# Assigned task:
The response should contain every record, reproduced exactly.
*** Opening of Exercise materials ***
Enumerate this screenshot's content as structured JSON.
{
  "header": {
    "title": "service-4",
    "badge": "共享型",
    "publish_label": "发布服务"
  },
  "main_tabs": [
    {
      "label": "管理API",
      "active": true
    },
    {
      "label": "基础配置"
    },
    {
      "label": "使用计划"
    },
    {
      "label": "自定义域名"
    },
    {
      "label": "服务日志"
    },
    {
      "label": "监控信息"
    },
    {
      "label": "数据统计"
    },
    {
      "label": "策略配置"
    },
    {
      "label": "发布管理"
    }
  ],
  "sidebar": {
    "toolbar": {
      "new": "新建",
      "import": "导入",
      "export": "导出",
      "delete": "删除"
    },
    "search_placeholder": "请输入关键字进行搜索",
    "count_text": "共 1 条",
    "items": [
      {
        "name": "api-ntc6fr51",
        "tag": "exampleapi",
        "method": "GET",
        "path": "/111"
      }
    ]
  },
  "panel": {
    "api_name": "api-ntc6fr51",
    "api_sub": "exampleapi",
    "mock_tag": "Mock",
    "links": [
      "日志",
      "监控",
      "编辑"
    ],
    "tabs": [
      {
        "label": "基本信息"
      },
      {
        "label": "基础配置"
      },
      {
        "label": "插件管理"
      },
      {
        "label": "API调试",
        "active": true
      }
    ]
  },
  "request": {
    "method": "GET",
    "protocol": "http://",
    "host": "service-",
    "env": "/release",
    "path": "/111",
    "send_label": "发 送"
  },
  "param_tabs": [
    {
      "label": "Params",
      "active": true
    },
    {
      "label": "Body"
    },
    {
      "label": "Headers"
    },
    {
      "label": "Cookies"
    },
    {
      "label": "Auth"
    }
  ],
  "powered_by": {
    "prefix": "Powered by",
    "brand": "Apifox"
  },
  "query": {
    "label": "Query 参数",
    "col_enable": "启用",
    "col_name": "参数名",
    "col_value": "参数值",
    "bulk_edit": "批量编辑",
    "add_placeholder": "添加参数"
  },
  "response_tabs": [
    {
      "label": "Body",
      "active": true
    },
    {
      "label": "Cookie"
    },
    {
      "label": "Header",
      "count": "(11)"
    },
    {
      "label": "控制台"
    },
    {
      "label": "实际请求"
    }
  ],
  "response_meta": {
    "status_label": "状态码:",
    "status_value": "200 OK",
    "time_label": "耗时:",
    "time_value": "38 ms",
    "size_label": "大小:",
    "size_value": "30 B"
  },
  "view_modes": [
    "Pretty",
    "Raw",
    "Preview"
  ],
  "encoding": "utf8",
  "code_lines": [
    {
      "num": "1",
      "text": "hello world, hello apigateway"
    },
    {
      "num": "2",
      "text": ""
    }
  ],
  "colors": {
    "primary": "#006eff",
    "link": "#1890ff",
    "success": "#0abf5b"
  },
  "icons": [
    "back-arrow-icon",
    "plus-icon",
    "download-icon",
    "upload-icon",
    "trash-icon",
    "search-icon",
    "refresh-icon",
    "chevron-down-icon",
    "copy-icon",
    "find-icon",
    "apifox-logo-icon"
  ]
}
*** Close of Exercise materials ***
# Exercise response:
Enumerate this screenshot's content as structured JSON.
{
  "header": {
    "title": "service-4",
    "badge": "共享型",
    "publish_label": "发布服务"
  },
  "main_tabs": [
    {
      "label": "管理API",
      "active": true
    },
    {
      "label": "基础配置"
    },
    {
      "label": "使用计划"
    },
    {
      "label": "自定义域名"
    },
    {
      "label": "服务日志"
    },
    {
      "label": "监控信息"
    },
    {
      "label": "数据统计"
    },
    {
      "label": "策略配置"
    },
    {
      "label": "发布管理"
    }
  ],
  "sidebar": {
    "toolbar": {
      "new": "新建",
      "import": "导入",
      "export": "导出",
      "delete": "删除"
    },
    "search_placeholder": "请输入关键字进行搜索",
    "count_text": "共 1 条",
    "items": [
      {
        "name": "api-ntc6fr51",
        "tag": "exampleapi",
        "method": "GET",
        "path": "/111"
      }
    ]
  },
  "panel": {
    "api_name": "api-ntc6fr51",
    "api_sub": "exampleapi",
    "mock_tag": "Mock",
    "links": [
      "日志",
      "监控",
      "编辑"
    ],
    "tabs": [
      {
        "label": "基本信息"
      },
      {
        "label": "基础配置"
      },
      {
        "label": "插件管理"
      },
      {
        "label": "API调试",
        "active": true
      }
    ]
  },
  "request": {
    "method": "GET",
    "protocol": "http://",
    "host": "service-",
    "env": "/release",
    "path": "/111",
    "send_label": "发 送"
  },
  "param_tabs": [
    {
      "label": "Params",
      "active": true
    },
    {
      "label": "Body"
    },
    {
      "label": "Headers"
    },
    {
      "label": "Cookies"
    },
    {
      "label": "Auth"
    }
  ],
  "powered_by": {
    "prefix": "Powered by",
    "brand": "Apifox"
  },
  "query": {
    "label": "Query 参数",
    "col_enable": "启用",
    "col_name": "参数名",
    "col_value": "参数值",
    "bulk_edit": "批量编辑",
    "add_placeholder": "添加参数"
  },
  "response_tabs": [
    {
      "label": "Body",
      "active": true
    },
    {
      "label": "Cookie"
    },
    {
      "label": "Header",
      "count": "(11)"
    },
    {
      "label": "控制台"
    },
    {
      "label": "实际请求"
    }
  ],
  "response_meta": {
    "status_label": "状态码:",
    "status_value": "200 OK",
    "time_label": "耗时:",
    "time_value": "38 ms",
    "size_label": "大小:",
    "size_value": "30 B"
  },
  "view_modes": [
    "Pretty",
    "Raw",
    "Preview"
  ],
  "encoding": "utf8",
  "code_lines": [
    {
      "num": "1",
      "text": "hello world, hello apigateway"
    },
    {
      "num": "2",
      "text": ""
    }
  ],
  "colors": {
    "primary": "#006eff",
    "link": "#1890ff",
    "success": "#0abf5b"
  },
  "icons": [
    "back-arrow-icon",
    "plus-icon",
    "download-icon",
    "upload-icon",
    "trash-icon",
    "search-icon",
    "refresh-icon",
    "chevron-down-icon",
    "copy-icon",
    "find-icon",
    "apifox-logo-icon"
  ]
}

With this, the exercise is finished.